Monteverdi's Orfeo, Jean-Claude Malgoire (November 6, 2004)
It was actually in March 1776 that Philidor's opéra-comique was premiered, in this Swiss town that was actually less austere than Calvinist Geneva. Voltaire made frequent visits between 1755 and 1758, the theatrical life there was intense, and Zaïre was applauded. Taking his lead from the spirit of commemoration around Mozart's birthday, Eric Vigié, the director of the Opéra de Lausanne, with this programming to wanted to give an idea of the town's artistic activity in the Europe of the late 18th century. Mozart passed through Lausanne when he was ten years old, ten years before the premiere of Tom Jones. Those are two events that represent more than a minor coincidence, as shown in the exhibit En passant par Lausanne [Passing through Lausanne], organized by the town's theaters, which shows the cultural panorama of a society at the turn of the Enlightenment.In the pit, Malgoire is directing a group of young orchestral musicians, the Sinfonietta of Lausanne. This opera has been revived only once in modern France, at the Opéra-Comique in 1979 under the baton of Jean-Pierre Wallez. In the libretto there is nothing of the moral satire of English society found in Fielding's novel, only the central story of the orphan Tom Jones and the girl next door, Sophie Western.
No one is more qualified than Jean-Claude Malgoire to bring Philidor back to life. On Friday he again showed his familiarity and closeness to the colors and subtlety of a composer sometimes better known as a talented chess player than for his music. The heir to a compositional dynasty, son of Louis XIV's librarian, François-André Danican Philidor was also the brother of Anne Danican Philidor, oboist in La Grande Écurie and founder of the Concert spirituel. It was through chess that he became known to the world, while visiting the Café Régence in Paris, which opened the doors of the society that was not yet called intellectual. Diderot mentions him in Le Neveu de Rameau. If the musician has long been eclipsed, the chess master, who died unbeaten at the age of 69 in 1795 and was the author of a reference work, L'Analyse des échecs, remains a respected theorist of the game.

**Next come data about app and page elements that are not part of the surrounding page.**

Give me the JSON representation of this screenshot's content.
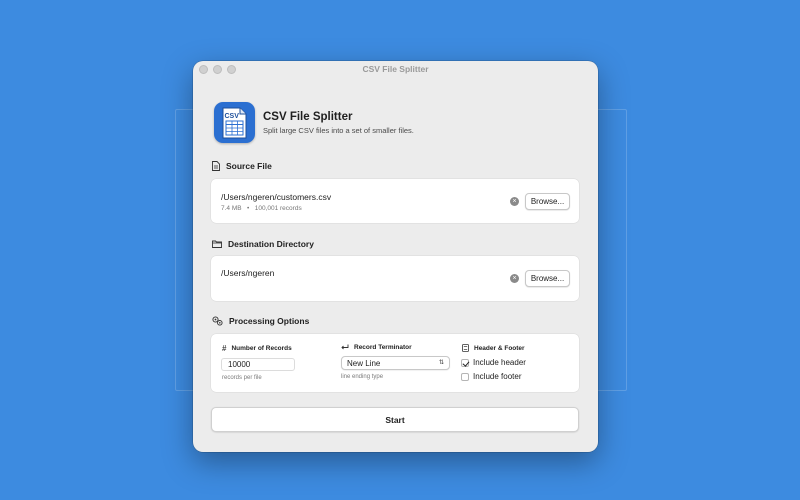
{
  "window": {
    "title": "CSV File Splitter"
  },
  "app": {
    "title": "CSV File Splitter",
    "subtitle": "Split large CSV files into a set of smaller files.",
    "icon_text": "CSV",
    "icon_color": "#2b6fd1"
  },
  "source": {
    "heading": "Source File",
    "path": "/Users/ngeren/customers.csv",
    "size": "7.4 MB",
    "separator": "•",
    "records": "100,001 records",
    "browse_label": "Browse...",
    "clear_icon": "xmark-circle-icon"
  },
  "destination": {
    "heading": "Destination Directory",
    "path": "/Users/ngeren",
    "browse_label": "Browse...",
    "clear_icon": "xmark-circle-icon"
  },
  "options": {
    "heading": "Processing Options",
    "number_of_records": {
      "label": "Number of Records",
      "icon": "#",
      "value": "10000",
      "hint": "records per file"
    },
    "record_terminator": {
      "label": "Record Terminator",
      "icon": "return-arrow-icon",
      "selected": "New Line",
      "hint": "line ending type"
    },
    "header_footer": {
      "label": "Header & Footer",
      "include_header": {
        "label": "Include header",
        "checked": true
      },
      "include_footer": {
        "label": "Include footer",
        "checked": false
      }
    }
  },
  "start_label": "Start",
  "colors": {
    "desktop": "#3d8be0",
    "window": "#ececec",
    "card": "#ffffff"
  }
}
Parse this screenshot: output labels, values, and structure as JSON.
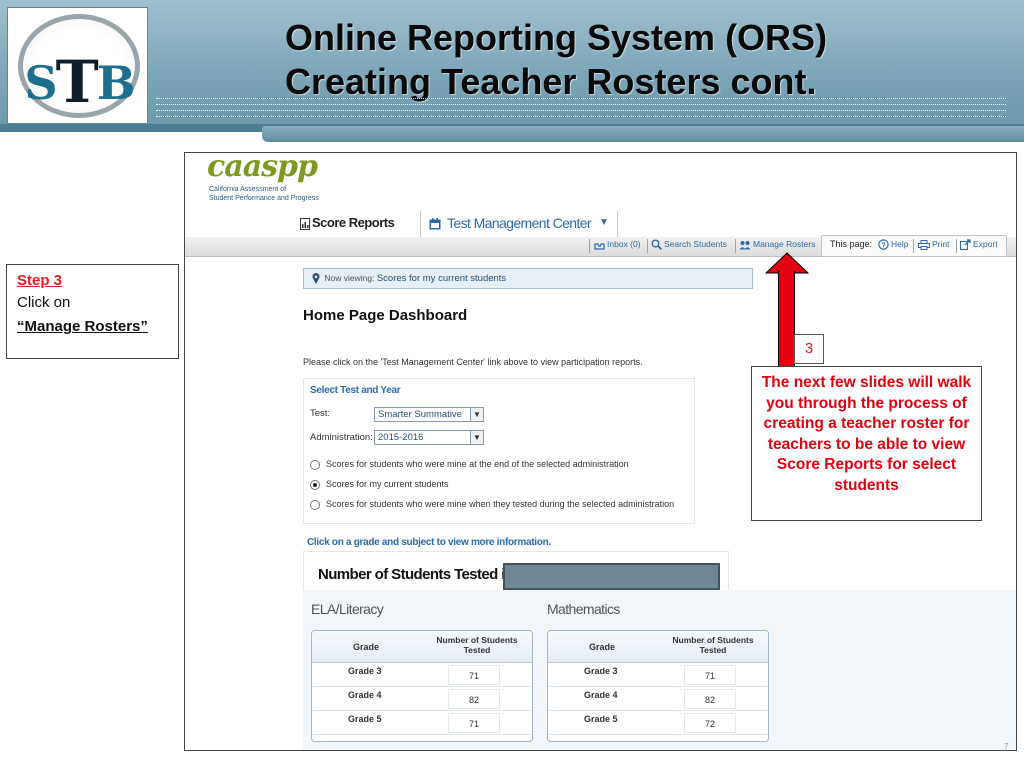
{
  "slide": {
    "title_line1": "Online Reporting System (ORS)",
    "title_line2": "Creating Teacher Rosters  cont.",
    "logo_text_left": "S",
    "logo_text_mid": "T",
    "logo_text_right": "B",
    "page_number": "7"
  },
  "step": {
    "title": "Step 3",
    "line1": "Click on",
    "line2": "“Manage Rosters”"
  },
  "annotation": {
    "number": "3",
    "note": "The next few slides will walk you through the process of creating a teacher roster for teachers to be able to view Score Reports for select students"
  },
  "ors": {
    "logo": "caaspp",
    "logo_sub1": "California Assessment of",
    "logo_sub2": "Student Performance and Progress",
    "nav": {
      "score_reports": "Score Reports",
      "test_management_center": "Test Management Center"
    },
    "toolbar": {
      "inbox": "Inbox (0)",
      "search_students": "Search Students",
      "manage_rosters": "Manage Rosters",
      "this_page": "This page:",
      "help": "Help",
      "print": "Print",
      "export": "Export"
    },
    "now_viewing_label": "Now viewing:",
    "now_viewing_value": "Scores for my current students",
    "heading": "Home Page Dashboard",
    "instruction": "Please click on the 'Test Management Center' link above to view participation reports.",
    "select_panel": {
      "heading": "Select Test and Year",
      "test_label": "Test:",
      "test_value": "Smarter Summative",
      "admin_label": "Administration:",
      "admin_value": "2015-2016",
      "options": [
        "Scores for students who were mine at the end of the selected administration",
        "Scores for my current students",
        "Scores for students who were mine when they tested during the selected administration"
      ],
      "selected_option": 1
    },
    "click_hint": "Click on a grade and subject to view more information.",
    "students_tested_title": "Number of Students Tested i",
    "tables": [
      {
        "subject": "ELA/Literacy",
        "col_grade": "Grade",
        "col_count_1": "Number of Students",
        "col_count_2": "Tested",
        "rows": [
          {
            "grade": "Grade 3",
            "count": "71"
          },
          {
            "grade": "Grade 4",
            "count": "82"
          },
          {
            "grade": "Grade 5",
            "count": "71"
          }
        ]
      },
      {
        "subject": "Mathematics",
        "col_grade": "Grade",
        "col_count_1": "Number of Students",
        "col_count_2": "Tested",
        "rows": [
          {
            "grade": "Grade 3",
            "count": "71"
          },
          {
            "grade": "Grade 4",
            "count": "82"
          },
          {
            "grade": "Grade 5",
            "count": "72"
          }
        ]
      }
    ]
  },
  "colors": {
    "header_blue": "#7ea7b9",
    "link_blue": "#2b6aa8",
    "annotation_red": "#e3000f",
    "caaspp_green": "#7c9a1e"
  }
}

See also the article (Tom Jones ou la naissance de l’opérette, January 27) by Jérôme-Alexandre Nielsberg for L'Humanité. Another article (Tiède Tom Jones, January 25) by Jacques Schmitt for ResMusica.com has some pictures.